## [What needs to be done]
Find all lines below containing the string "storyboard" and return them.

----

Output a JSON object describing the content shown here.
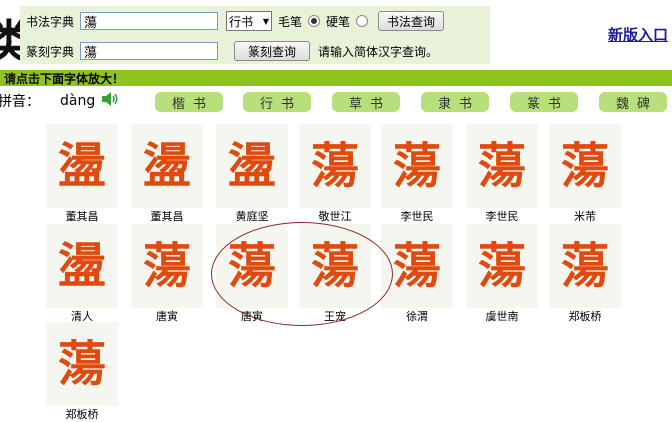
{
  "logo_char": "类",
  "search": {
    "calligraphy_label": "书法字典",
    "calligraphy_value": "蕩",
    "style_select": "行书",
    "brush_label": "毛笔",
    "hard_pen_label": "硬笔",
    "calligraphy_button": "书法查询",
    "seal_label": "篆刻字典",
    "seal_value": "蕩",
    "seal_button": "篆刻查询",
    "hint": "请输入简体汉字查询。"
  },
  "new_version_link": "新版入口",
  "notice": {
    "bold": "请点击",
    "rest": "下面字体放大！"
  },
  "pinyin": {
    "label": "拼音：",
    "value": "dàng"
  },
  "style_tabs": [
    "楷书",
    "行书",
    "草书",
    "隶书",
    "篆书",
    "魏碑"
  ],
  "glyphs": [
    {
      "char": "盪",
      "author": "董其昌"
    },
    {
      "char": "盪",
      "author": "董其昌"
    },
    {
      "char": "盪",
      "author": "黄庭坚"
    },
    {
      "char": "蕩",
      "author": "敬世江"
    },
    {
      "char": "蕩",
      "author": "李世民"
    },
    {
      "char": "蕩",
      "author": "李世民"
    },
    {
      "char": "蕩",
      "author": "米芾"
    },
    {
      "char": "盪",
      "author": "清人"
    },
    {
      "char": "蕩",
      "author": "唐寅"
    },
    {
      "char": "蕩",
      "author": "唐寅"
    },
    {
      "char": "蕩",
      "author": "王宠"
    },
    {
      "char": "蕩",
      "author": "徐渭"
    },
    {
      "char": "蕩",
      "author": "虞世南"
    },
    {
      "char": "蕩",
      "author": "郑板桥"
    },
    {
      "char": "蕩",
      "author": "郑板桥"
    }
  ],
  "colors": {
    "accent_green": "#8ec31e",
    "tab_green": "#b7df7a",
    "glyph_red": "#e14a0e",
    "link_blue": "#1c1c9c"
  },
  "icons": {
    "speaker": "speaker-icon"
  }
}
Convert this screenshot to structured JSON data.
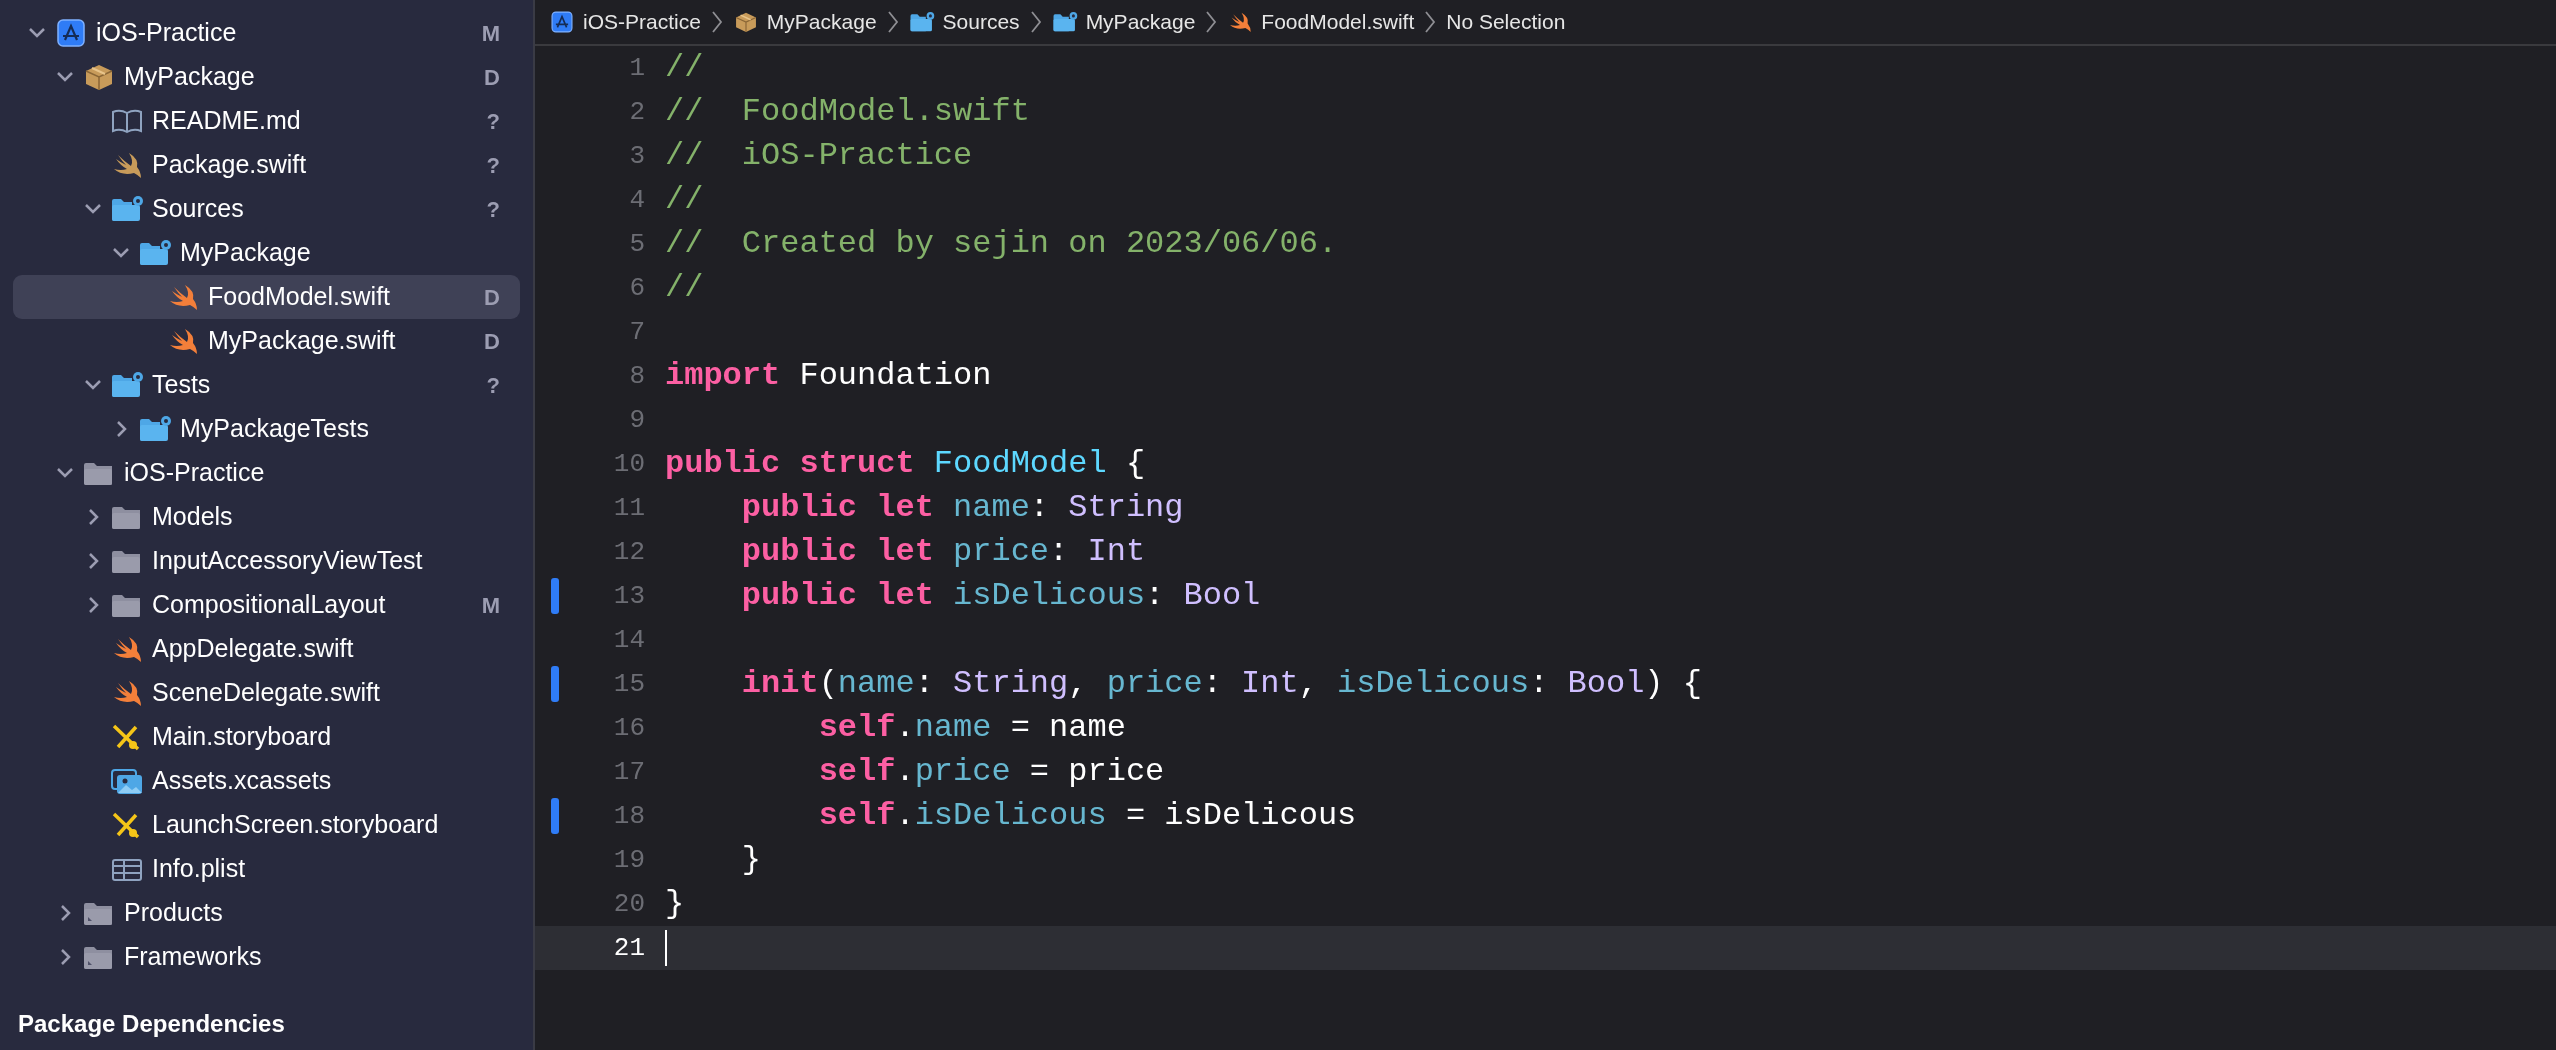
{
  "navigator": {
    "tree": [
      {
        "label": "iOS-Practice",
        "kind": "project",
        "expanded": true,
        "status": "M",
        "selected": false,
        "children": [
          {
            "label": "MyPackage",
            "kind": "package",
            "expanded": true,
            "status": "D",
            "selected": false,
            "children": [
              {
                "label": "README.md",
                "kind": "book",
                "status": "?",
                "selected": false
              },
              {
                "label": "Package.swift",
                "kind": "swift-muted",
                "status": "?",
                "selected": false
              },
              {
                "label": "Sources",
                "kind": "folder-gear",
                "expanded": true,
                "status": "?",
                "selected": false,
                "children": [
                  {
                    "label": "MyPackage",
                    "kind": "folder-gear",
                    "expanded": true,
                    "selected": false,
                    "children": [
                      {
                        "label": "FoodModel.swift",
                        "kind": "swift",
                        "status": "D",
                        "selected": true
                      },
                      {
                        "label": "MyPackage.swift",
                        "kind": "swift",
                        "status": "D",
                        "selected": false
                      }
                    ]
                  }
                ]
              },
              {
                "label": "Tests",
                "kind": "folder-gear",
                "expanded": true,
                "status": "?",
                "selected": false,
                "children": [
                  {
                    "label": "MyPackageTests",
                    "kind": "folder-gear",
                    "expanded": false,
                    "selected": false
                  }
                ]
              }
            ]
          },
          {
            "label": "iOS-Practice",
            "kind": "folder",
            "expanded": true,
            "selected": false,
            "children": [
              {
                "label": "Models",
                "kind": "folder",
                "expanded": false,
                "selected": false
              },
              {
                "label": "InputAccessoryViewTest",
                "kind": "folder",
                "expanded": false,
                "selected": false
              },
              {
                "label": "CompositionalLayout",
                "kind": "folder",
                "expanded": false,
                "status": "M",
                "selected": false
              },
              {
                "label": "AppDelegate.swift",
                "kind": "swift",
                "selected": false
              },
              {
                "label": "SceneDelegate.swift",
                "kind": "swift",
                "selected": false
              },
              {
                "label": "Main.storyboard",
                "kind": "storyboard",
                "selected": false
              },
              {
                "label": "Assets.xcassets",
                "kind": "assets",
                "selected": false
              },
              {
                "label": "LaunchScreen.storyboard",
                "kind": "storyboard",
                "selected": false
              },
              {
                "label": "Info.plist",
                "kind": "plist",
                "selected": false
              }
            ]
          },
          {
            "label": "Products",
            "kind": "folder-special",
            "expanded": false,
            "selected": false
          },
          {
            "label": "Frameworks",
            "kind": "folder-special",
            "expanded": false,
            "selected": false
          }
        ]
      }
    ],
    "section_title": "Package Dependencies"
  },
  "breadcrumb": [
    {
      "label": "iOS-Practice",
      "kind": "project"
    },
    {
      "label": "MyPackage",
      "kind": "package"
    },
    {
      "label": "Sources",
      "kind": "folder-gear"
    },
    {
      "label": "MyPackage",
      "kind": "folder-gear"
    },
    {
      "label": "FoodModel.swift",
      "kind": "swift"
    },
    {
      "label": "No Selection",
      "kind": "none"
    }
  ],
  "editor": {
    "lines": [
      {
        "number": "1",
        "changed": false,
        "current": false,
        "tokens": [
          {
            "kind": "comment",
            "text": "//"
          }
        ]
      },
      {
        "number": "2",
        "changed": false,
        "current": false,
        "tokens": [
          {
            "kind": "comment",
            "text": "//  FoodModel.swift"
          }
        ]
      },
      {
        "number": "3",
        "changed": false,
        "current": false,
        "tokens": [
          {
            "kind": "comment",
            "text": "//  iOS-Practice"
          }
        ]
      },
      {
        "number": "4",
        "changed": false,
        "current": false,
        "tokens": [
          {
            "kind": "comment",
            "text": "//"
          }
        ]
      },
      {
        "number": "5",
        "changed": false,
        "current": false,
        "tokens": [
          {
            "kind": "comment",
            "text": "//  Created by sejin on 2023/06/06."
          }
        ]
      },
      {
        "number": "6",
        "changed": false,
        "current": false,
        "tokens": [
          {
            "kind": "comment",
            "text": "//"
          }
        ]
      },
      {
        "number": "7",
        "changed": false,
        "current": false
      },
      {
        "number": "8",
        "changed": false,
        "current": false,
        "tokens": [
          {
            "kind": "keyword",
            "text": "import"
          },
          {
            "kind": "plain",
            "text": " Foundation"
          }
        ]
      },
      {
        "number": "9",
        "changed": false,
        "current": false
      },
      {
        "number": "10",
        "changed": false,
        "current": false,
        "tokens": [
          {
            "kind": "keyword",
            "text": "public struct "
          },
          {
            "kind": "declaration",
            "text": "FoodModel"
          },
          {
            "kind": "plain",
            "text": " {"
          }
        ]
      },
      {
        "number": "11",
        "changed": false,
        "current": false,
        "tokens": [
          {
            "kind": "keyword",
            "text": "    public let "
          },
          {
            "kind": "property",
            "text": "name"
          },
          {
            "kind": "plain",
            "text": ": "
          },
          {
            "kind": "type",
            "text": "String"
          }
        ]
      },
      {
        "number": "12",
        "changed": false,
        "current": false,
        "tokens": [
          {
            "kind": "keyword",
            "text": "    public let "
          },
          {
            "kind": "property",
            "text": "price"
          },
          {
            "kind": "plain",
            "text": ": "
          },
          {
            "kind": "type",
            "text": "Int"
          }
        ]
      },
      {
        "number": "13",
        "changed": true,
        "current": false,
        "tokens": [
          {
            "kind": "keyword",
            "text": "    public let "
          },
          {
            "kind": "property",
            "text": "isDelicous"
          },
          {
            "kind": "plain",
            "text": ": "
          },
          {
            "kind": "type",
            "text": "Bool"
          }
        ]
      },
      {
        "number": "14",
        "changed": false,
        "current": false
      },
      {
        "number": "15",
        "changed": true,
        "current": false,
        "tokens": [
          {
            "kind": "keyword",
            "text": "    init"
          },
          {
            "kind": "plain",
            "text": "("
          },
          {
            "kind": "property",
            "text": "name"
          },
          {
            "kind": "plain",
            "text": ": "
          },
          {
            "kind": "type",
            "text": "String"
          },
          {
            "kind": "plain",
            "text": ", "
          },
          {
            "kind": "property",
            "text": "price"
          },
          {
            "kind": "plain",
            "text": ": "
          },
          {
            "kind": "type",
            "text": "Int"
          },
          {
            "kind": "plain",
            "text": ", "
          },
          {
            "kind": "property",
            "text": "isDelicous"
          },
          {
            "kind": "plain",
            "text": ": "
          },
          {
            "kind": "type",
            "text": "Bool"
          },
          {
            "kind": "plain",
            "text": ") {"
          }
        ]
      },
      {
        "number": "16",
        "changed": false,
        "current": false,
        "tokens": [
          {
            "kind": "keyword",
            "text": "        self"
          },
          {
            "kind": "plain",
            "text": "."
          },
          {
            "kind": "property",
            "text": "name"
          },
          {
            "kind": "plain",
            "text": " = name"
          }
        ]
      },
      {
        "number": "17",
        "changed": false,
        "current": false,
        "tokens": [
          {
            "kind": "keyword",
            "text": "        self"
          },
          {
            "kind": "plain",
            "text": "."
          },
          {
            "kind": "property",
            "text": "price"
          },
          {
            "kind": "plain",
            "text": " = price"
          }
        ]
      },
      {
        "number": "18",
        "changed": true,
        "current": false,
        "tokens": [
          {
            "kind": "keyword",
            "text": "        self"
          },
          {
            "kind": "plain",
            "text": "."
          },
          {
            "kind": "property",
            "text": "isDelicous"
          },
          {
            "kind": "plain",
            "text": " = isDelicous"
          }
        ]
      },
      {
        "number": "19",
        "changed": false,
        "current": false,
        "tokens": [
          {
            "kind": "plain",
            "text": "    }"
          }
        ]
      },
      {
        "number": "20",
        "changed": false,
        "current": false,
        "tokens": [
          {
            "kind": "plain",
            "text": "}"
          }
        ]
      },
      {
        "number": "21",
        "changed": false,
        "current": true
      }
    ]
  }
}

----

## [Solution for this task]
                "label": "Main.storyboard",
                "kind": "storyboard",
                "label": "LaunchScreen.storyboard",
                "kind": "storyboard",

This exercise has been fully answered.